By Lee Felsenstein and Lena Diethelm Sept. 8, 2004

In the current presidential campaign much has been said about “flip-flops”, with jeering partisans waving rubber beach sandals to curse the challenger for having seemed to change some position or other over the years. The incumbent counters with his image of steely, unflinching resolve. “FLIP-FLOP! FLIP-FLOP!” shout the accusing supporters at the right moments in the speech.

But there’s a serious problem — a “flip-flop” is more than a rubber sandal. The original flip-flop is a humble but universally employed technological building block whose characteristics illustrate an important divide within politics today.

Invented by Eccles and Jordan in 1919, the “bi-stable latch circuit” came to be called the “flip-flop” at the very beginning of the computer age, in the 1940’s, when beach sandals were just beach sandals. The flip-flop circuit has an output that maintains its setting indefinitely — until instructed to change it. Pulse it, and it “flips” — pulse it again and it “flops”.

Prior to the advent of the flip-flop, electronic decision-making circuits could only deal with things as they were at the instant the decision was made. Punched-card sorting machines could make decisions about only one card at a time, with each card having no effect on subsequent ones. Electronic control was a simplistic, dogmatic and brute-force matter, with no subtleties and no sense of history.

History, in fact, is what the flip-flop introduced to the technology of control. With it, computers became possible to the extent that today our lives and livelihoods depend upon them.
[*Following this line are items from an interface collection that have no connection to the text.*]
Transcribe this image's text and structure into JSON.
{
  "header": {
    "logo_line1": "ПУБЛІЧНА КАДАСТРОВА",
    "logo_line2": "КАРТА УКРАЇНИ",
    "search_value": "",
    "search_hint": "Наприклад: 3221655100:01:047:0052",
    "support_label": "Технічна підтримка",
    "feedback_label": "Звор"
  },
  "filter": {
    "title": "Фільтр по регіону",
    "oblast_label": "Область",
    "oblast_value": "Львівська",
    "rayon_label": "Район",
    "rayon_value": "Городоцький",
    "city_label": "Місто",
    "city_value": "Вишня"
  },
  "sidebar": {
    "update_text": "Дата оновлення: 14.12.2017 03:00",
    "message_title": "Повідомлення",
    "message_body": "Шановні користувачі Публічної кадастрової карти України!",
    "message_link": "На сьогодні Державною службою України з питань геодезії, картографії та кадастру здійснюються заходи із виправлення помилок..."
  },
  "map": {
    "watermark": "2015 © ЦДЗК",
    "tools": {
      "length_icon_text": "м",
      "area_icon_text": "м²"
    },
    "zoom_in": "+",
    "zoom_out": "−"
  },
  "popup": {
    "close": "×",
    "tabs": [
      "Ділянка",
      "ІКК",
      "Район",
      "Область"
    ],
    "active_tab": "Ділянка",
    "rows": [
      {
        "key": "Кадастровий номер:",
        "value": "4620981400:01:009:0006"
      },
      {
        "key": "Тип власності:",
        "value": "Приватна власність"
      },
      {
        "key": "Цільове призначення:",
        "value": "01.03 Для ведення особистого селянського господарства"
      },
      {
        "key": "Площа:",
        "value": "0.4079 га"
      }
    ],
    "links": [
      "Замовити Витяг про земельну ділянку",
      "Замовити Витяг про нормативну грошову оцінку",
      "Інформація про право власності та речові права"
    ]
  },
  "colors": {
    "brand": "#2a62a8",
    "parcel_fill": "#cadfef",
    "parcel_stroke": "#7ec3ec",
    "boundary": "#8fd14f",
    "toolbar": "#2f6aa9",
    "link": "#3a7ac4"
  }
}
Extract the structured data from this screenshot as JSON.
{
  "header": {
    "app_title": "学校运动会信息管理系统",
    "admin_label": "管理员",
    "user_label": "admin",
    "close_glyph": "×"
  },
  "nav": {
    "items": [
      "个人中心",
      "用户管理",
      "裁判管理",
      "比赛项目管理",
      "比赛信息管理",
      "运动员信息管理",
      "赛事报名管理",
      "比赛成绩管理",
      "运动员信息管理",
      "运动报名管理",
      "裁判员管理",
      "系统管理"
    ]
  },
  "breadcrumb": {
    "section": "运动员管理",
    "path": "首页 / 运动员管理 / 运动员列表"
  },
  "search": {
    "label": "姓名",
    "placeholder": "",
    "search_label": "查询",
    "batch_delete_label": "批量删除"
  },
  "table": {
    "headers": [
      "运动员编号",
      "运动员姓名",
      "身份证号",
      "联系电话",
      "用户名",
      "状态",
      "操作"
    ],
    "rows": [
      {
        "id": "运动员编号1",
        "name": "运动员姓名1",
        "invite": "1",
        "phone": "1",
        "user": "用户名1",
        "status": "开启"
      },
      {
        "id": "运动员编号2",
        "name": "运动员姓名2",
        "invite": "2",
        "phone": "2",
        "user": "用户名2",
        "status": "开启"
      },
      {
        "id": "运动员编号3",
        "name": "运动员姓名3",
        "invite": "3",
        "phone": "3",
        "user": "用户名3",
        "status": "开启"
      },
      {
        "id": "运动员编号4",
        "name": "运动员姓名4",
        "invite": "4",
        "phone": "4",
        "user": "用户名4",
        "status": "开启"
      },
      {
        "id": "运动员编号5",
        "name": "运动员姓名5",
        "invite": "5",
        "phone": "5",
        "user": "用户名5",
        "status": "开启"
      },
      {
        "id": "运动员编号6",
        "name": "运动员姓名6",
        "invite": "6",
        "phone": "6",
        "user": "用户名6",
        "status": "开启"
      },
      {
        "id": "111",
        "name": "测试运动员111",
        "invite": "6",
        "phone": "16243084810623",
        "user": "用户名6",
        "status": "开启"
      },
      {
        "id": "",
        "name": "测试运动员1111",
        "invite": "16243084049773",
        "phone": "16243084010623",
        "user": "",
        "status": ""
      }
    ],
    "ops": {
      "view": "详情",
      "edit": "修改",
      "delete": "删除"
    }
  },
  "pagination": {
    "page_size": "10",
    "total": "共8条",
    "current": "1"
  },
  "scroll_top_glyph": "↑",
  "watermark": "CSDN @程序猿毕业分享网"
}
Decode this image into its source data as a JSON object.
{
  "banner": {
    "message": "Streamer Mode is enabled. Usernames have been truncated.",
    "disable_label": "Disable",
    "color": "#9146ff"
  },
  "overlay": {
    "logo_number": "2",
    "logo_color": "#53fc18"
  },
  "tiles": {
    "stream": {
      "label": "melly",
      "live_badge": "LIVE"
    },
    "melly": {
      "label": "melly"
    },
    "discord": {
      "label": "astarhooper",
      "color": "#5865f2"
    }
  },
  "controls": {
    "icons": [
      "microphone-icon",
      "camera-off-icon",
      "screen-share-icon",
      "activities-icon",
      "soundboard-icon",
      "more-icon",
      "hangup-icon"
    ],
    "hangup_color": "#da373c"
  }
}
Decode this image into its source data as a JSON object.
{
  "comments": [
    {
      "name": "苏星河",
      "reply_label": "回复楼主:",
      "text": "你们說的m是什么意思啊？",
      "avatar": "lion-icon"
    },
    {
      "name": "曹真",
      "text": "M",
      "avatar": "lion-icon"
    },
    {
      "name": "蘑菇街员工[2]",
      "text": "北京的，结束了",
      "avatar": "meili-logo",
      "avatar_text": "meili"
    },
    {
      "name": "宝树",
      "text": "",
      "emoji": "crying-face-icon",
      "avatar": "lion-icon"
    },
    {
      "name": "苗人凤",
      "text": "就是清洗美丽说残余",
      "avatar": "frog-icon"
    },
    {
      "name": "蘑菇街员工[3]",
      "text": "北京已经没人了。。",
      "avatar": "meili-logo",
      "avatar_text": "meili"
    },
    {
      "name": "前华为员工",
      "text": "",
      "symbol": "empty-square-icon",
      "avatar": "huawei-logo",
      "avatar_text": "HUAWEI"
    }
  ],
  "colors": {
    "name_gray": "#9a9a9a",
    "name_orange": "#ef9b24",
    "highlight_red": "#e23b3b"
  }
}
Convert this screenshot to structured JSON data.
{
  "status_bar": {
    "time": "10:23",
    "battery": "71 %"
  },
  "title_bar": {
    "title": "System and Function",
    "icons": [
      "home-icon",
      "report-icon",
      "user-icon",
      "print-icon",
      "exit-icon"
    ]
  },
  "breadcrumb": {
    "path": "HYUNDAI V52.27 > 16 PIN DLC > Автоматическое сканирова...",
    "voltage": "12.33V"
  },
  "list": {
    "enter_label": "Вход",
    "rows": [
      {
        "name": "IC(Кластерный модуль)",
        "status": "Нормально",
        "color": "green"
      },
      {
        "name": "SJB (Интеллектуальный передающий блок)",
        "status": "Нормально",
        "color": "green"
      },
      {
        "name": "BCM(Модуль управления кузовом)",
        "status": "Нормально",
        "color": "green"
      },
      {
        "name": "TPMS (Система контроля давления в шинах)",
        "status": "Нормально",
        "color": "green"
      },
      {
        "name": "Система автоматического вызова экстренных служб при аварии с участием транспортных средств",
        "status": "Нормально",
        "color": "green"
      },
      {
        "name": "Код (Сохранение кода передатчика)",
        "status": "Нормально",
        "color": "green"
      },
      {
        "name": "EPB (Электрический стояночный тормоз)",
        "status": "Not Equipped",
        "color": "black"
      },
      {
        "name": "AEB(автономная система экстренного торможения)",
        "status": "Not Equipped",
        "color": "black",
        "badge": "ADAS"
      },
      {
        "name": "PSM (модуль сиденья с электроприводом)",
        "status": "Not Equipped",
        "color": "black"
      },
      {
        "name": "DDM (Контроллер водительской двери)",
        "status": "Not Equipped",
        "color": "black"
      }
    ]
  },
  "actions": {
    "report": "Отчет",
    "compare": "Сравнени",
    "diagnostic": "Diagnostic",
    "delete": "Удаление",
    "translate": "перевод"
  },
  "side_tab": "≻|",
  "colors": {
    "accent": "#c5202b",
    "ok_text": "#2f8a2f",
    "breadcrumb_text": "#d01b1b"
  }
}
One flip-flop can remember two possible conditions, or “states”. Add another flip-flop and the number of possible states doubles. String sixteen of them nose-to-tail and you create a counter that can assume — wait for it — 65,536 states. Smear enough microscopic flip-flops onto a bit of silicon and you’ve created a memory chip. Coffee makers, ignition systems, music synthesizers and the mysteries of the Web emerge as a result. Facts, patterns, shades of meaning can now be held for reference and communicated.

“No, no!” cry the incumbent’s partisans, “We need steadfastness, strength, determination! All this stuff about shades of meaning will weaken us!”

But the stolid flip-flop, implemented over generations in every technology used for control, bears witness to the past occurrence of a single event, its flag raised or lowered. It stands, ranked with its innumerable fellows, holding patterns that express letters or numbers, currency or vital statistics, images, sounds, transactions — all the things that make our present-day economy move, or exist at all. Not only does the flip-flop deserve respect, it should be held in the highest esteem.

Were we to abolish the flip-flop we would revert from an interactive age to an age of belief. Machinery could still be created that responds to its surroundings, to be sure, but the rules for these transactions would be “hard-wired” into them, changeable only by an act of surgery, best carried out without witnesses. “That’s the way the system works,” the self-satisfied explainers would say, “trust us on this.”

But we have moved beyond that, thanks to the flip-flop — the Eccles-Jordan invention which, with its multitudes of offspring, bestows upon us a panoply of machines that remember, that adapt, that empower our thoughts and ideas with global reach via the Internet.

Those who fear subtlety, nuance, dissent and individualism can continue to chant and wave beach sandals. We ask those who value the power of the common flip-flop to reclaim its name from those who would, in a sense, do away with its benefits.